Are theological friendships possible between different religions? At times I am skeptical. Consider the always fascinating question of which Christian denomination likes Mormons the least?
The answer to this question varies geographically. I would venture to guess that in the United States the overwhelming majority of religiously motivated anti-Mormonism grows out of evangelical Protestantism. While many American Mormons view Baptists and other evangelicals with suspicion — these are the people who hand out copies of the Godmakers to their friends — they tend to view Catholics as less hostile, and more friendly. It is tempting to see a theological affinity here. After all, both Mormons and Catholics break with Protestants by having a strong notion of priestly authority and an ecclesiology that endows the institutional church with a cosmic significance in God’s plan. Yet if one crosses the Atlantic, one finds a different relationship. In continental Europe, it is by and large the Catholics that are likely to be pushing for the anti-cult laws that can entangle Mormons. (Although it is worth adding that continental secularism is not especially hospitable — legally or ideologically — to the Restoration.) In this context, we are likely to find that our allies are evangelical Christians and other “new” churches that are seeking to move into largely Catholic domains.

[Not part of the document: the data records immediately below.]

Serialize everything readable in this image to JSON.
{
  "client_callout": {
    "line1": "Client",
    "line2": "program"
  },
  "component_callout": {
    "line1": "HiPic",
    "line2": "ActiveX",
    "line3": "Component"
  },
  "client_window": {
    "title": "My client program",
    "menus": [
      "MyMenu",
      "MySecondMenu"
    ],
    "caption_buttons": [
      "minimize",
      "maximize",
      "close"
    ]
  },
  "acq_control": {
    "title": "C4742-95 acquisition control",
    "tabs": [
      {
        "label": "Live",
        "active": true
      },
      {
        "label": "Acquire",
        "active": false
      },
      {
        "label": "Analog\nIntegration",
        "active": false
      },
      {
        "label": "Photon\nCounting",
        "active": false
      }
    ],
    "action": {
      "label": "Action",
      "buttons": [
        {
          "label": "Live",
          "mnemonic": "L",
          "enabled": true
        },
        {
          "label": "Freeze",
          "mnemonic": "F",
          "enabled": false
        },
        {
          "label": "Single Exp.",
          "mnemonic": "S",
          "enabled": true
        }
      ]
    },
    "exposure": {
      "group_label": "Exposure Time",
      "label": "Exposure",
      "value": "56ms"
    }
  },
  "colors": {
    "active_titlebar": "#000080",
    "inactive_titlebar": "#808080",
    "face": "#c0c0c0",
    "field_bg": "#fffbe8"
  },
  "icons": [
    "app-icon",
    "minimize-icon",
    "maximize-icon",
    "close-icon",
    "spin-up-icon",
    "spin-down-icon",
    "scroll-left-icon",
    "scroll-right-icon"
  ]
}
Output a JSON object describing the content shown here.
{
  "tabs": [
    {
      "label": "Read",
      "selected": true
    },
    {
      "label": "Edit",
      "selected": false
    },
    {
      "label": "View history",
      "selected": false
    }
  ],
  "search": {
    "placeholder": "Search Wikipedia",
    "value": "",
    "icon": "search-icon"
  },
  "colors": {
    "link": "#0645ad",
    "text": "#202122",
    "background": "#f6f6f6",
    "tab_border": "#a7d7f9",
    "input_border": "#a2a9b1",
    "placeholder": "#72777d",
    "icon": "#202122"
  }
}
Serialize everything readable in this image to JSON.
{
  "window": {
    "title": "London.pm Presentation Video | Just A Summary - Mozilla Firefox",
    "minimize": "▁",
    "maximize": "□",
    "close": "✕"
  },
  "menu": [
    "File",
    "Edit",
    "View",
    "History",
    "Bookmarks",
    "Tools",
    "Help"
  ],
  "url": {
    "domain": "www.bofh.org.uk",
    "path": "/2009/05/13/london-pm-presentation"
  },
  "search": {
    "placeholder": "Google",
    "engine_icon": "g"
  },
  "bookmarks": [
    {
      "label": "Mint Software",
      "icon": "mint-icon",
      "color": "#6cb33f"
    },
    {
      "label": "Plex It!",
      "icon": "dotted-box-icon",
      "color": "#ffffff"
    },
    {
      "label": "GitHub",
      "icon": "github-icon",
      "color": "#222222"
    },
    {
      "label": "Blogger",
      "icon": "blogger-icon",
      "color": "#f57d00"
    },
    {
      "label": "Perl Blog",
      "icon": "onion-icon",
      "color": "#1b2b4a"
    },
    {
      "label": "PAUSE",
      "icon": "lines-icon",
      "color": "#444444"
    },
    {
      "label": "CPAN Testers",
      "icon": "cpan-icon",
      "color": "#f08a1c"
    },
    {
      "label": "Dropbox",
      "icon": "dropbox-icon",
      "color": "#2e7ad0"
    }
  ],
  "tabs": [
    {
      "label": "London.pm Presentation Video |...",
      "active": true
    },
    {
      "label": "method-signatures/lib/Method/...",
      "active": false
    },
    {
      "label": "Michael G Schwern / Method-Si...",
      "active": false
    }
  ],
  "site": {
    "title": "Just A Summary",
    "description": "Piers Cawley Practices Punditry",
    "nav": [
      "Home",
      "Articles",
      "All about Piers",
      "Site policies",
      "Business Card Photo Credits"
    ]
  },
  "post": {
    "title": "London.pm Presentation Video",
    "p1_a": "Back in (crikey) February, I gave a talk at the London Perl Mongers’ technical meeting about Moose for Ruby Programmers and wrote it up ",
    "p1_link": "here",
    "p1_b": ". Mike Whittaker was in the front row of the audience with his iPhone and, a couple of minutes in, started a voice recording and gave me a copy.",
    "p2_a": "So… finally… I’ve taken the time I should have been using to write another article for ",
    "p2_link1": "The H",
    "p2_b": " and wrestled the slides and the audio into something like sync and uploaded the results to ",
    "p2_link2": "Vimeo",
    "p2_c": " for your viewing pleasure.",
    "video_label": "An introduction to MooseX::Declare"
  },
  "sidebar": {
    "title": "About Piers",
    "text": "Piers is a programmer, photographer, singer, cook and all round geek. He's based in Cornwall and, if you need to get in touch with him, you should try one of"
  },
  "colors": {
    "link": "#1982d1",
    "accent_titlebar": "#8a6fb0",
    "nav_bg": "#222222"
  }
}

These are two imperfect and impressionistic data points, to be sure, but they do suggest that what matters is not theology but politics. Bluntly put, Mormons are a minority religion and hence we tend to find that other minority religions (Catholicism in Protestant America; evangelical Protestantism in Catholic continental Europe) are our most likely allies and majority religions are our most likely persecutors. If this generalization is correct, it means that 20th century Utah was probably, in many ways, a uniquely bad place from which to understand Mormonism’s place in the world’s religious ecology. The Intermountain West presents the truly anomalous situation of a place where Mormons are frequently a majority religion, and are likely to view themselves from the point of view of a majority. Furthermore, the 20th century, particularly the mid-20th century, probably marks a high-watermark of Mormon identification with Protestant America. My sense is that with correlation came an increasing emphasis on the Book of Mormon and on temples, an emphasis that accelerated in the last two decades of the 20th century and serves to emphasize those aspects of our faith that are the least Protestant.
If I was to hazard a prediction it would be that the Mormonism of the future will increasingly be dominated by an ideology of Mormonism-as-a-minority and that with this will come more political alliances with other local minorities, even while the possibility of theological alliances becomes increasingly remote.